Conflicts between bats and people are gradually being resolved, though 60 years after Francis Ratcliffe’s flying fox study, many remain to be convinced. Some fruit growers now prefer other solutions to shooting flying foxes and have successfully experimented with netting entire orchards to exclude bats. Although the initial cost is high, over several years it should become cost effective. Using strong nylon netting over orchards also reduces damage from birds, who may do more harm on average than flying foxes. To date, surveys of fruit damage have relied on grower estimates, and data has been collected only in years when flying fox damage has been considered severe. Independent surveys by the Agriculture Department over a period of several years, plus experiments with protective measures, should be initiated.

Positive media attention has definitely helped the bats’ image. Several programs featuring flying foxes were aired last year. One of the most popular was a documentary called “Raising Archie,” the story of a well¬known Australian news broadcaster who hand-reared an orphan flying fox. Viewers responded with comments that they had no idea how important flying foxes were to the ecology of forests or that they were such friendly and gentle animals when treated with consideration. The growing interest in these appealing bats was also indicated last year when 90 people completed a course in flying fox hand-rearing, now required for rehabilitators.

The committee’s continuing efforts to educate the public have led to an increase in visitors to the reserve, which provides additional opportunities to learn about the bats. Educating people will continue to be important for the future of all of Australia’s flying foxes. Through the Ku-ring-gai Flying Fox Reserve, they should be able to see firsthand what wonderful creatures bats really are.
Nancy Pallin is Honorary Secretary of the Ku-ring-gai Bat Colony Committee in Sydney, Australia.

Grey-headed flying foxes are major pollinators for many hardwood trees, including this apple gum tree (Angophora costata) and various kinds of eucalyptus.

Flying foxes hang like pears in the trees of Ku-ring-gai. This grey-headed flying fox maternity colony is southern Australia’s most important.

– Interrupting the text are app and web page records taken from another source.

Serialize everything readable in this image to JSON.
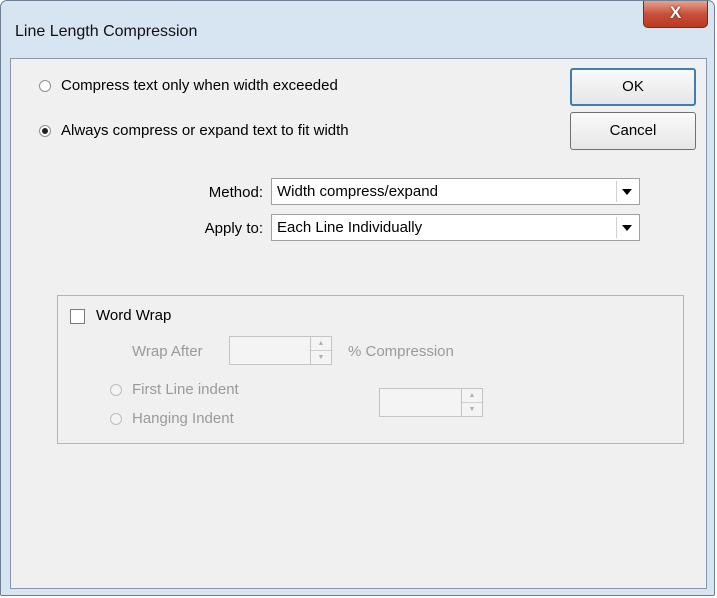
{
  "window": {
    "title": "Line Length Compression",
    "close_label": "X"
  },
  "options": {
    "compress_when_exceeded": "Compress text only when width exceeded",
    "always_compress": "Always compress or expand text to fit width",
    "selected": "always_compress"
  },
  "buttons": {
    "ok": "OK",
    "cancel": "Cancel"
  },
  "method": {
    "label": "Method:",
    "value": "Width compress/expand"
  },
  "apply_to": {
    "label": "Apply to:",
    "value": "Each Line Individually"
  },
  "word_wrap": {
    "label": "Word Wrap",
    "checked": false,
    "wrap_after_label": "Wrap After",
    "wrap_after_value": "",
    "compression_label": "% Compression",
    "first_line_indent": "First Line indent",
    "hanging_indent": "Hanging Indent",
    "indent_value": ""
  },
  "icons": {
    "dropdown": "chevron-down-icon",
    "spin_up": "spin-up-icon",
    "spin_down": "spin-down-icon"
  }
}
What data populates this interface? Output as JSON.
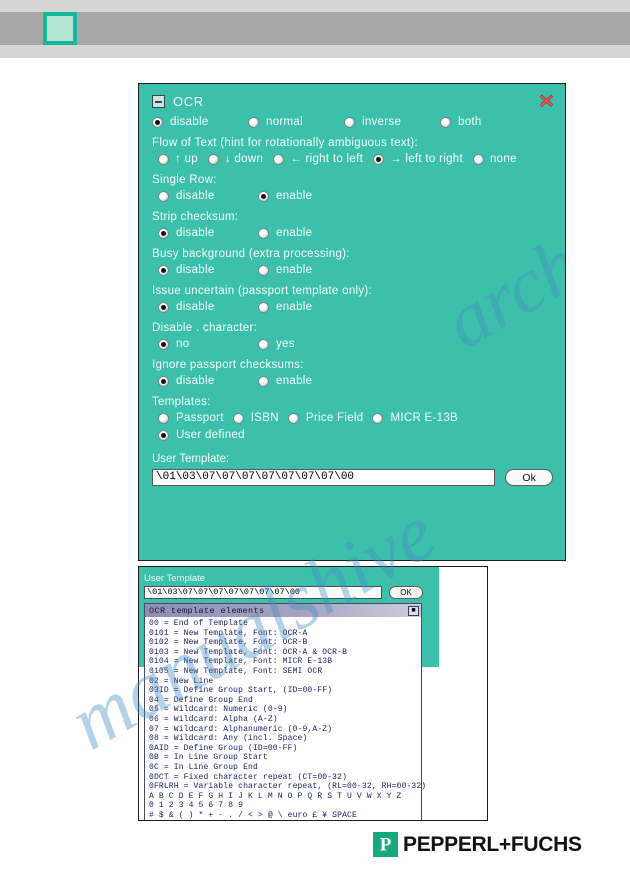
{
  "header": {
    "square_icon": "green-square-icon",
    "band_color": "#a8a8a8"
  },
  "watermark": {
    "line1": "archive.com",
    "line2": "manualshive"
  },
  "ocr_panel": {
    "title": "OCR",
    "collapse_icon": "collapse-minus-icon",
    "close_icon": "close-x-icon",
    "accent_color": "#3cc0ac",
    "mode": {
      "options": [
        {
          "label": "disable",
          "selected": true
        },
        {
          "label": "normal",
          "selected": false
        },
        {
          "label": "inverse",
          "selected": false
        },
        {
          "label": "both",
          "selected": false
        }
      ]
    },
    "flow_of_text": {
      "label": "Flow of Text (hint for rotationally ambiguous text):",
      "options": [
        {
          "label": "↑ up",
          "selected": false
        },
        {
          "label": "↓ down",
          "selected": false
        },
        {
          "label": "← right to left",
          "selected": false
        },
        {
          "label": "→ left to right",
          "selected": true
        },
        {
          "label": "none",
          "selected": false
        }
      ]
    },
    "single_row": {
      "label": "Single Row:",
      "options": [
        {
          "label": "disable",
          "selected": false
        },
        {
          "label": "enable",
          "selected": true
        }
      ]
    },
    "strip_checksum": {
      "label": "Strip checksum:",
      "options": [
        {
          "label": "disable",
          "selected": true
        },
        {
          "label": "enable",
          "selected": false
        }
      ]
    },
    "busy_background": {
      "label": "Busy background (extra processing):",
      "options": [
        {
          "label": "disable",
          "selected": true
        },
        {
          "label": "enable",
          "selected": false
        }
      ]
    },
    "issue_uncertain": {
      "label": "Issue uncertain (passport template only):",
      "options": [
        {
          "label": "disable",
          "selected": true
        },
        {
          "label": "enable",
          "selected": false
        }
      ]
    },
    "disable_character": {
      "label": "Disable . character:",
      "options": [
        {
          "label": "no",
          "selected": true
        },
        {
          "label": "yes",
          "selected": false
        }
      ]
    },
    "ignore_passport_checksums": {
      "label": "Ignore passport checksums:",
      "options": [
        {
          "label": "disable",
          "selected": true
        },
        {
          "label": "enable",
          "selected": false
        }
      ]
    },
    "templates": {
      "label": "Templates:",
      "options": [
        {
          "label": "Passport",
          "selected": false
        },
        {
          "label": "ISBN",
          "selected": false
        },
        {
          "label": "Price Field",
          "selected": false
        },
        {
          "label": "MICR E-13B",
          "selected": false
        },
        {
          "label": "User defined",
          "selected": true
        }
      ]
    },
    "user_template": {
      "label": "User Template:",
      "value": "\\01\\03\\07\\07\\07\\07\\07\\07\\07\\00",
      "ok_label": "Ok"
    }
  },
  "lower_figure": {
    "user_template_label": "User Template",
    "user_template_value": "\\01\\03\\07\\07\\07\\07\\07\\07\\07\\00",
    "ok_label": "OK",
    "list_window": {
      "title": "OCR template elements",
      "title_button": "maximize-icon",
      "lines": [
        "00 = End of Template",
        "0101 = New Template, Font: OCR-A",
        "0102 = New Template, Font: OCR-B",
        "0103 = New Template, Font: OCR-A & OCR-B",
        "0104 = New Template, Font: MICR E-13B",
        "0105 = New Template, Font: SEMI OCR",
        "02 = New Line",
        "03ID = Define Group Start, (ID=00-FF)",
        "04 = Define Group End",
        "05 = Wildcard: Numeric (0-9)",
        "06 = Wildcard: Alpha (A-Z)",
        "07 = Wildcard: Alphanumeric (0-9,A-Z)",
        "08 = Wildcard: Any (incl. Space)",
        "0AID = Define Group (ID=00-FF)",
        "0B = In Line Group Start",
        "0C = In Line Group End",
        "0DCT = Fixed character repeat (CT=00-32)",
        "0FRLRH = Variable character repeat, (RL=00-32, RH=00-32)",
        "A B C D E F G H I J K L M N O P Q R S T U V W X Y Z",
        "0 1 2 3 4 5 6 7 8 9",
        "# $ & ( ) * + - . / < > @ \\ euro £ ¥ SPACE"
      ]
    }
  },
  "footer": {
    "logo_glyph": "P",
    "logo_text": "PEPPERL+FUCHS"
  }
}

Nancy Pallin (far right) lectures to an evening crowd who have come to see the flying foxes take flight over the tree tops of the Ku-ring-Gai Flying Fox Preserve.